(3BL Media/Justmeans) -Here is some very encouraging news coming from a preliminary report from the International Energy Agency (IEA). Global carbon dioxide emissions for the year 2014 were 32.3 billion metric tons, the same amount as the previous year. Emissions, which had been growing at an annual rate of 2.4%, have now flattened out even as the global economy grew by 3%.
"This is both a very welcome surprise and a significant one," said IEA Chief Economist Fatih Birol, recently named to take over for Maria van der Hoeven as Executive Director. "It provides much-needed momentum to negotiators preparing to forge a global climate deal in Paris in December: for the first time, greenhouse gas emissions are decoupling from economic growth."
According to IEA, this is the first time in 40 years that emissions have fallen without a corresponding drop in economic activity.
This move could actually put the effort to head off “severe, widespread and irreversible impacts” of climate change ahead of the timetable set forth by the IPCC when they said that global emissions must peak by 2020. Of course, in order for a peak to occur, we must see a decline beginning this year and continuing into the future.
It’s clear that we now have the tools in the form of renewables and many forms of energy conservation to grow the economy without raising emissions. But any number of things could reverse the trend. That would include continuing growth in developing countries and an increasing number of extreme weather events, both of which are expected.

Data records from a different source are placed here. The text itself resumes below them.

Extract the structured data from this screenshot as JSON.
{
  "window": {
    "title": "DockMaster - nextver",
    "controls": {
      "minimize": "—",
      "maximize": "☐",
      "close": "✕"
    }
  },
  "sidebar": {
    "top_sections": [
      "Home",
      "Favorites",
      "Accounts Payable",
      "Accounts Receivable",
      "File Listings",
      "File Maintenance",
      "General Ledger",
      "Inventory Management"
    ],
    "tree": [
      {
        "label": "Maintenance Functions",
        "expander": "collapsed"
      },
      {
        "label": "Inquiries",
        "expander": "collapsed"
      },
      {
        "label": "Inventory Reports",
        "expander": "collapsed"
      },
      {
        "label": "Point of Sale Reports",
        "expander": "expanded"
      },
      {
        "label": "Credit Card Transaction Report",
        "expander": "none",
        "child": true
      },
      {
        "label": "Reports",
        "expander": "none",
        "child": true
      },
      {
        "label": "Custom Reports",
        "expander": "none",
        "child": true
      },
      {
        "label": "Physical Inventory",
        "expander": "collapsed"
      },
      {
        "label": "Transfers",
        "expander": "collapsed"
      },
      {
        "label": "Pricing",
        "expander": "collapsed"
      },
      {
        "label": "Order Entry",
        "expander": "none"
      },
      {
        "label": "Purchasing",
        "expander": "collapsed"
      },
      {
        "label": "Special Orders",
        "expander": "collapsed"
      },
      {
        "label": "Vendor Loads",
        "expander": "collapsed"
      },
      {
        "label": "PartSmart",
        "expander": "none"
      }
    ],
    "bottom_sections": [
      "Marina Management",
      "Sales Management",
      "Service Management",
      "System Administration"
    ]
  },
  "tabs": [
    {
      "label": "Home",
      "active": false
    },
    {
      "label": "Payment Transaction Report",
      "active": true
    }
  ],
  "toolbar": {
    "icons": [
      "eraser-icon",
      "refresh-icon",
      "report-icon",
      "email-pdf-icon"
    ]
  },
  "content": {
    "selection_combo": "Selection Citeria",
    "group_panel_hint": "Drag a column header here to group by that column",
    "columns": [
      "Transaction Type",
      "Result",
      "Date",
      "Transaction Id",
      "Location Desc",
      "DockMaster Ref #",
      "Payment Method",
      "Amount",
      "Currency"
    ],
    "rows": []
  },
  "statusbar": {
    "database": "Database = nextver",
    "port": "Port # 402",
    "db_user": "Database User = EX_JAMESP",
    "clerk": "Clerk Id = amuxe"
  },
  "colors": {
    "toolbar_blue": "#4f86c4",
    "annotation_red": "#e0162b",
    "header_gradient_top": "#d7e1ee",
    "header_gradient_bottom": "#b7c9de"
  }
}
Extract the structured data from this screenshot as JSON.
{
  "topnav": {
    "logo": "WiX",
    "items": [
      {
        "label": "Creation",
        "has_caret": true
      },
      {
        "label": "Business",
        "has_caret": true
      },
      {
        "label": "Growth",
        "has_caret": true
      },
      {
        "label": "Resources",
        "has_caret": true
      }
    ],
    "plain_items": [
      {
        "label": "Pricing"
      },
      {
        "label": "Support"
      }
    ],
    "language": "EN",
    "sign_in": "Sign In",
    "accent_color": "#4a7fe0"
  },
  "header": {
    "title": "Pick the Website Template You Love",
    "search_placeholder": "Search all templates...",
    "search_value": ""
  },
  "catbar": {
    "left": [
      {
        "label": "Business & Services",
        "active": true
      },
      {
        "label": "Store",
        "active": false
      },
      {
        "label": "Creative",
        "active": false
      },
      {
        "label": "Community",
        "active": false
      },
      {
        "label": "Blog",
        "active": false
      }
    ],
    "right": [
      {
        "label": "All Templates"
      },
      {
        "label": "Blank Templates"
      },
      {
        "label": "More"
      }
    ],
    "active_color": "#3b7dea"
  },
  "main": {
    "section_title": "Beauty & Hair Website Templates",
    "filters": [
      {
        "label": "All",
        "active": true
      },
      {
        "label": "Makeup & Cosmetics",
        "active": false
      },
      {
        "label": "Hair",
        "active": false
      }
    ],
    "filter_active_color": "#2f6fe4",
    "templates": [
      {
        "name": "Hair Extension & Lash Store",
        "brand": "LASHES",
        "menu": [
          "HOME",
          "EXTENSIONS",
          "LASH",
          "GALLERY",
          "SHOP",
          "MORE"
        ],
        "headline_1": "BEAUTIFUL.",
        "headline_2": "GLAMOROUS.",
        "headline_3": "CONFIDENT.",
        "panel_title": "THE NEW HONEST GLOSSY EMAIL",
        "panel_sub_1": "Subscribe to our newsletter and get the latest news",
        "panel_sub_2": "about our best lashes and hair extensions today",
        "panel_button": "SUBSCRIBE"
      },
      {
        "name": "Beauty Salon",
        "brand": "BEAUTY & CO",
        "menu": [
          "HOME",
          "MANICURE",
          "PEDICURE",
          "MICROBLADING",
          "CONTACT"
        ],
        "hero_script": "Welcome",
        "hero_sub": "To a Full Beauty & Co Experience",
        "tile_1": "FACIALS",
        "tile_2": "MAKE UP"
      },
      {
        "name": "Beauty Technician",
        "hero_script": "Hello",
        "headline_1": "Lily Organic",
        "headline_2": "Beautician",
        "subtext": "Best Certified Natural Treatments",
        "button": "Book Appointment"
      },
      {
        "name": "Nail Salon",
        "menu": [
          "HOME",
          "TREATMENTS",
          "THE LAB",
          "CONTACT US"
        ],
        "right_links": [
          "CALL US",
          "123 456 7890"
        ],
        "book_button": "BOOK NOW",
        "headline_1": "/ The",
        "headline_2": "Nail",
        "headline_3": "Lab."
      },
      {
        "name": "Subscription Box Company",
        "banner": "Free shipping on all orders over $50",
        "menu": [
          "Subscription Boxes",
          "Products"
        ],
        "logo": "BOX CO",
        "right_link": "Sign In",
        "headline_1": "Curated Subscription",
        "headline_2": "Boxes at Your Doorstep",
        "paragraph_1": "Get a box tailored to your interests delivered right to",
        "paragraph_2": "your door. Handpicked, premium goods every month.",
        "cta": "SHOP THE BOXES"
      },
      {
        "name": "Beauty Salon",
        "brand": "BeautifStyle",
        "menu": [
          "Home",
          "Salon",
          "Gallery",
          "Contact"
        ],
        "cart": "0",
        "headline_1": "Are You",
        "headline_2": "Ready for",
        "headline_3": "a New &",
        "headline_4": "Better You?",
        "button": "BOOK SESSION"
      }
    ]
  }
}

The IPCC also stated that we must cut emissions in half by 2050 and eliminate them entirely by 2100.